Submitted to: Nature
Publication Type: Review Article
Publication Acceptance Date: September 20, 2000
Publication Date: September 20, 2001
Citation: Hake, S.C. 2001. Mobile protein signals cell fate. Nature 413:261-264. Interpretive Summary: In plant roots, different cell types are organized in a well-defined pattern: each cell knows exactly where it is and what it should do. A molecule that tells cells where they are has now been discovered.
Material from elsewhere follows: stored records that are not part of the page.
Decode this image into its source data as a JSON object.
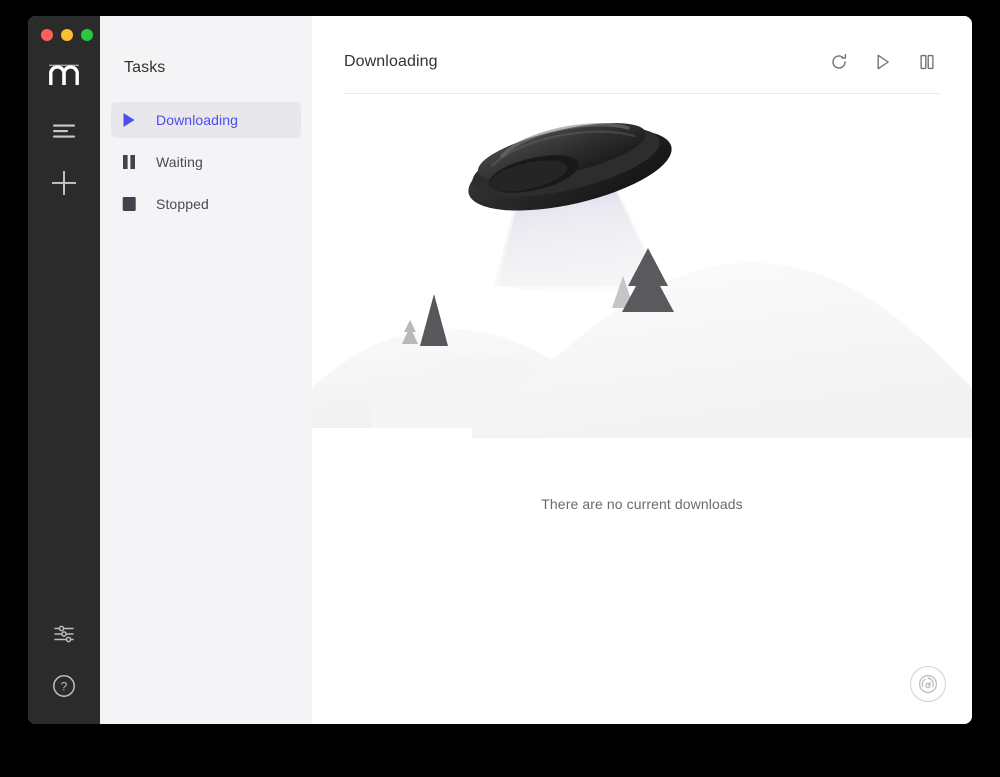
{
  "window": {
    "traffic_lights": [
      {
        "name": "close",
        "color": "#ff5f57"
      },
      {
        "name": "minimize",
        "color": "#ffbd2e"
      },
      {
        "name": "maximize",
        "color": "#28c840"
      }
    ],
    "rail": {
      "logo_name": "motrix-logo",
      "items": [
        {
          "name": "menu-icon",
          "label": "Menu"
        },
        {
          "name": "plus-icon",
          "label": "Add Task"
        }
      ],
      "bottom_items": [
        {
          "name": "preferences-icon",
          "label": "Preferences"
        },
        {
          "name": "help-icon",
          "label": "Help"
        }
      ]
    }
  },
  "sidebar": {
    "title": "Tasks",
    "items": [
      {
        "label": "Downloading",
        "icon": "play-icon",
        "active": true
      },
      {
        "label": "Waiting",
        "icon": "pause-icon",
        "active": false
      },
      {
        "label": "Stopped",
        "icon": "stop-icon",
        "active": false
      }
    ]
  },
  "main": {
    "title": "Downloading",
    "actions": [
      {
        "name": "refresh-button",
        "label": "Refresh",
        "icon": "refresh-icon"
      },
      {
        "name": "resume-all-button",
        "label": "Resume All",
        "icon": "play-icon"
      },
      {
        "name": "pause-all-button",
        "label": "Pause All",
        "icon": "pause-icon"
      }
    ],
    "empty_state": {
      "message": "There are no current downloads",
      "illustration": "ufo-beam-hills-trees"
    },
    "speed_button": {
      "name": "speedometer-button",
      "label": "Speed"
    }
  },
  "colors": {
    "accent": "#4d4df0",
    "rail_background": "#2b2b2b",
    "sidebar_background": "#f4f4f6",
    "panel_background": "#ffffff",
    "active_item_background": "#e7e7ec",
    "text_primary": "#333333",
    "text_secondary": "#6a6a72"
  }
}
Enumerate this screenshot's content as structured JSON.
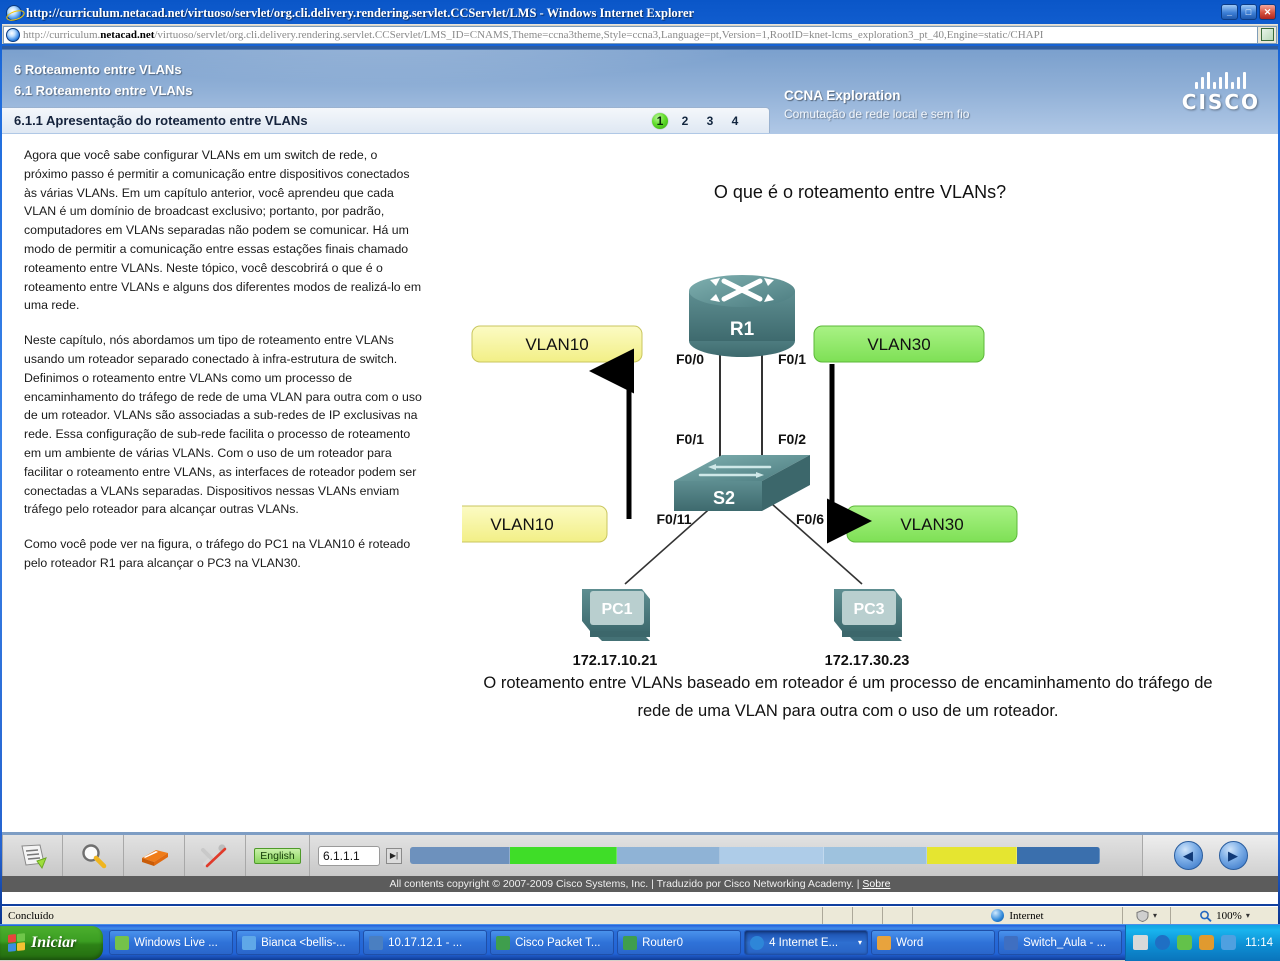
{
  "browser": {
    "title": "http://curriculum.netacad.net/virtuoso/servlet/org.cli.delivery.rendering.servlet.CCServlet/LMS - Windows Internet Explorer",
    "url_prefix": "http://curriculum.",
    "url_domain": "netacad.net",
    "url_suffix": "/virtuoso/servlet/org.cli.delivery.rendering.servlet.CCServlet/LMS_ID=CNAMS,Theme=ccna3theme,Style=ccna3,Language=pt,Version=1,RootID=knet-lcms_exploration3_pt_40,Engine=static/CHAPI",
    "minimize_label": "_",
    "maximize_label": "□",
    "close_label": "✕",
    "go_button_name": "go-button"
  },
  "course": {
    "breadcrumb_1": "6 Roteamento entre VLANs",
    "breadcrumb_2": "6.1 Roteamento entre VLANs",
    "topic_title": "6.1.1 Apresentação do roteamento entre VLANs",
    "pages": [
      "1",
      "2",
      "3",
      "4"
    ],
    "active_page": "1",
    "brand_title": "CCNA Exploration",
    "brand_subtitle": "Comutação de rede local e sem fio",
    "logo_text": "CISCO"
  },
  "lesson": {
    "paragraphs": [
      "Agora que você sabe configurar VLANs em um switch de rede, o próximo passo é permitir a comunicação entre dispositivos conectados às várias VLANs. Em um capítulo anterior, você aprendeu que cada VLAN é um domínio de broadcast exclusivo; portanto, por padrão, computadores em VLANs separadas não podem se comunicar. Há um modo de permitir a comunicação entre essas estações finais chamado roteamento entre VLANs. Neste tópico, você descobrirá o que é o roteamento entre VLANs e alguns dos diferentes modos de realizá-lo em uma rede.",
      "Neste capítulo, nós abordamos um tipo de roteamento entre VLANs usando um roteador separado conectado à infra-estrutura de switch. Definimos o roteamento entre VLANs como um processo de encaminhamento do tráfego de rede de uma VLAN para outra com o uso de um roteador. VLANs são associadas a sub-redes de IP exclusivas na rede. Essa configuração de sub-rede facilita o processo de roteamento em um ambiente de várias VLANs. Com o uso de um roteador para facilitar o roteamento entre VLANs, as interfaces de roteador podem ser conectadas a VLANs separadas. Dispositivos nessas VLANs enviam tráfego pelo roteador para alcançar outras VLANs.",
      "Como você pode ver na figura, o tráfego do PC1 na VLAN10 é roteado pelo roteador R1 para alcançar o PC3 na VLAN30."
    ],
    "figure_title": "O que é o roteamento entre VLANs?",
    "caption": "O roteamento entre VLANs baseado em roteador é um processo de encaminhamento do tráfego de rede de uma VLAN para outra com o uso de um roteador."
  },
  "diagram": {
    "router_label": "R1",
    "switch_label": "S2",
    "pc1_label": "PC1",
    "pc3_label": "PC3",
    "pc1_ip": "172.17.10.21",
    "pc3_ip": "172.17.30.23",
    "router_port_left": "F0/0",
    "router_port_right": "F0/1",
    "switch_port_uplink_left": "F0/1",
    "switch_port_uplink_right": "F0/2",
    "switch_port_pc1": "F0/11",
    "switch_port_pc3": "F0/6",
    "vlan_top_left": "VLAN10",
    "vlan_top_right": "VLAN30",
    "vlan_bottom_left": "VLAN10",
    "vlan_bottom_right": "VLAN30",
    "color_vlan10": "#f7f59a",
    "color_vlan30": "#8ee868",
    "color_device": "#57878a"
  },
  "toolbar": {
    "notes_icon": "notes-icon",
    "search_icon": "magnifier-icon",
    "glossary_icon": "book-icon",
    "tools_icon": "tools-icon",
    "language": "English",
    "page_number": "6.1.1.1",
    "next_icon": "▶|",
    "prev_nav_icon": "◀",
    "next_nav_icon": "▶",
    "progress_segments": [
      {
        "color": "#6d91bd",
        "width": 14.5
      },
      {
        "color": "#3fdd28",
        "width": 15.5
      },
      {
        "color": "#8fb3d6",
        "width": 15.0
      },
      {
        "color": "#aecce8",
        "width": 15.0
      },
      {
        "color": "#9ec2de",
        "width": 15.0
      },
      {
        "color": "#e5e530",
        "width": 13.0
      },
      {
        "color": "#3a6fad",
        "width": 12.0
      }
    ],
    "copyright": "All contents copyright © 2007-2009 Cisco Systems, Inc. | Traduzido por Cisco Networking Academy. |",
    "about_link": "Sobre"
  },
  "statusbar": {
    "status": "Concluído",
    "zone": "Internet",
    "zoom": "100%",
    "caret": "▾"
  },
  "taskbar": {
    "start_label": "Iniciar",
    "items": [
      {
        "label": "Windows Live ...",
        "icon_color": "#74c24a",
        "active": false,
        "caret": ""
      },
      {
        "label": "Bianca <bellis-...",
        "icon_color": "#5fa8e8",
        "active": false,
        "caret": ""
      },
      {
        "label": "10.17.12.1 - ...",
        "icon_color": "#4a7fc1",
        "active": false,
        "caret": ""
      },
      {
        "label": "Cisco Packet T...",
        "icon_color": "#3f9e4d",
        "active": false,
        "caret": ""
      },
      {
        "label": "Router0",
        "icon_color": "#3f9e4d",
        "active": false,
        "caret": ""
      },
      {
        "label": "4 Internet E...",
        "icon_color": "#2e86d8",
        "active": true,
        "caret": "▾"
      },
      {
        "label": "Word",
        "icon_color": "#e8a33d",
        "active": false,
        "caret": ""
      },
      {
        "label": "Switch_Aula - ...",
        "icon_color": "#3f6fc1",
        "active": false,
        "caret": ""
      }
    ],
    "clock": "11:14"
  }
}
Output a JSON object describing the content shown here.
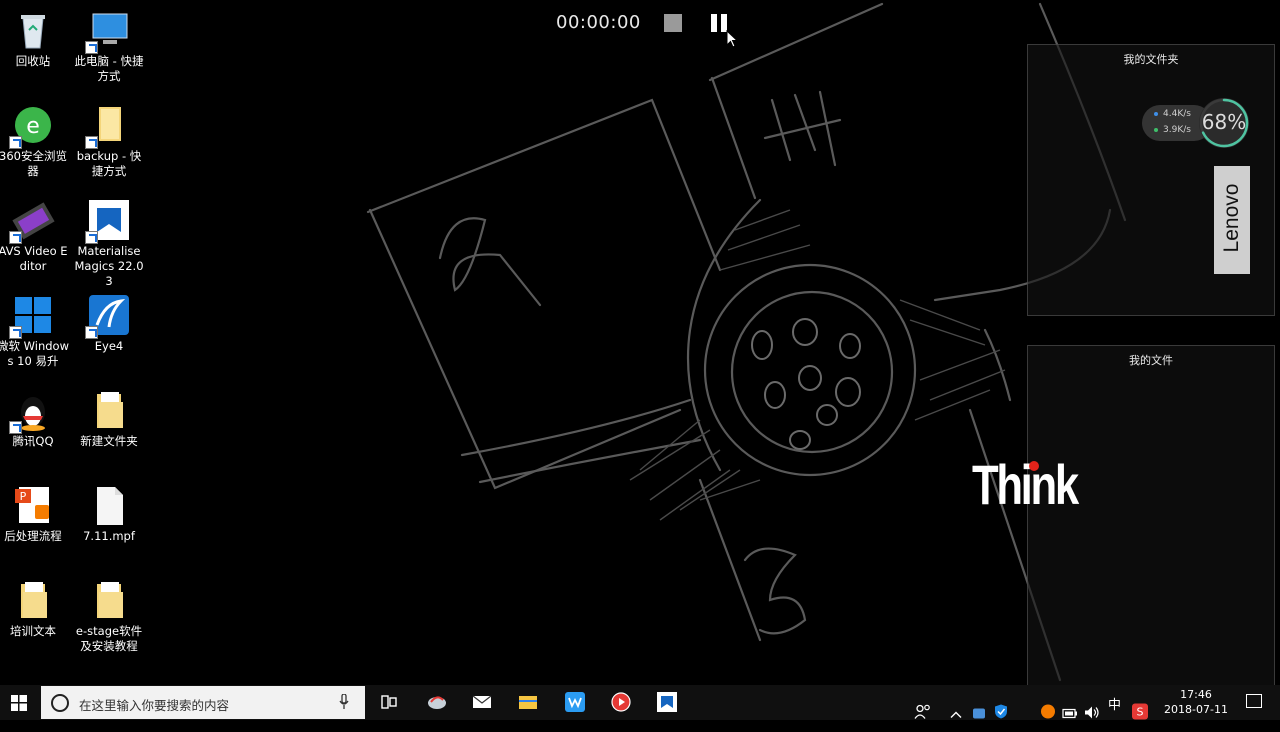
{
  "desktop_icons": [
    {
      "label": "回收站",
      "icon": "recycle-bin-icon"
    },
    {
      "label": "此电脑 - 快捷方式",
      "icon": "this-pc-icon"
    },
    {
      "label": "360安全浏览器",
      "icon": "360-browser-icon"
    },
    {
      "label": "backup - 快捷方式",
      "icon": "folder-icon"
    },
    {
      "label": "AVS Video Editor",
      "icon": "avs-video-editor-icon"
    },
    {
      "label": "Materialise Magics 22.03",
      "icon": "materialise-magics-icon"
    },
    {
      "label": "微软 Windows 10 易升",
      "icon": "windows-logo-icon"
    },
    {
      "label": "Eye4",
      "icon": "eye4-icon"
    },
    {
      "label": "腾讯QQ",
      "icon": "qq-penguin-icon"
    },
    {
      "label": "新建文件夹",
      "icon": "folder-icon"
    },
    {
      "label": "后处理流程",
      "icon": "powerpoint-file-icon"
    },
    {
      "label": "7.11.mpf",
      "icon": "blank-file-icon"
    },
    {
      "label": "培训文本",
      "icon": "folder-icon"
    },
    {
      "label": "e-stage软件及安装教程",
      "icon": "folder-icon"
    }
  ],
  "recording": {
    "time": "00:00:00"
  },
  "fences": {
    "top_title": "我的文件夹",
    "bottom_title": "我的文件"
  },
  "net_monitor": {
    "up": "4.4K/s",
    "down": "3.9K/s",
    "gauge_text": "68%",
    "gauge_value": 68
  },
  "branding": {
    "lenovo": "Lenovo",
    "think": "Think"
  },
  "taskbar": {
    "search_placeholder": "在这里输入你要搜索的内容",
    "ime": "中",
    "time": "17:46",
    "date": "2018-07-11"
  },
  "colors": {
    "accent": "#1a6dd6",
    "think_dot": "#e2231a",
    "gauge_ring": "#4fc3a1"
  }
}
Technical Abstract: Positional information is pivotal for establishing developmental patterning in plants, but little is known about the underlying signalling mechanisms. The Arabidopsis root radial pattern is generated through stereotyped division of initial cells and the subsequent acquisition of cell fate. short-root (shr) mutants do not undergo the longitudinal cell division of the cortex/endodermis initial daughter cell, resulting in a single cell layer with only cortex attributes. Thus, SHR is necessary for both cell division and endodermis specification. SHR messenger RNA is found exclusively in the stele cells internal to the endodermis and cortex, indicating that it has a non-cell-autonomous mode of action. Here we show that the SHR protein, a putative transcription factor, moves from the stele to a single layer of adjacent cells, where it enters the nucleus. Ectopic expression of SHR driven by the promoter of the downstream gene SCARECROW (SCR) results in autocatalytic reinforcement of SHR signalling, producing altered cell fates and multiplication of cell layers. These results support a model in which SHR protein acts both as a signal from the stele and as an activator of endodermal cell fate and SCR-mediated cell division.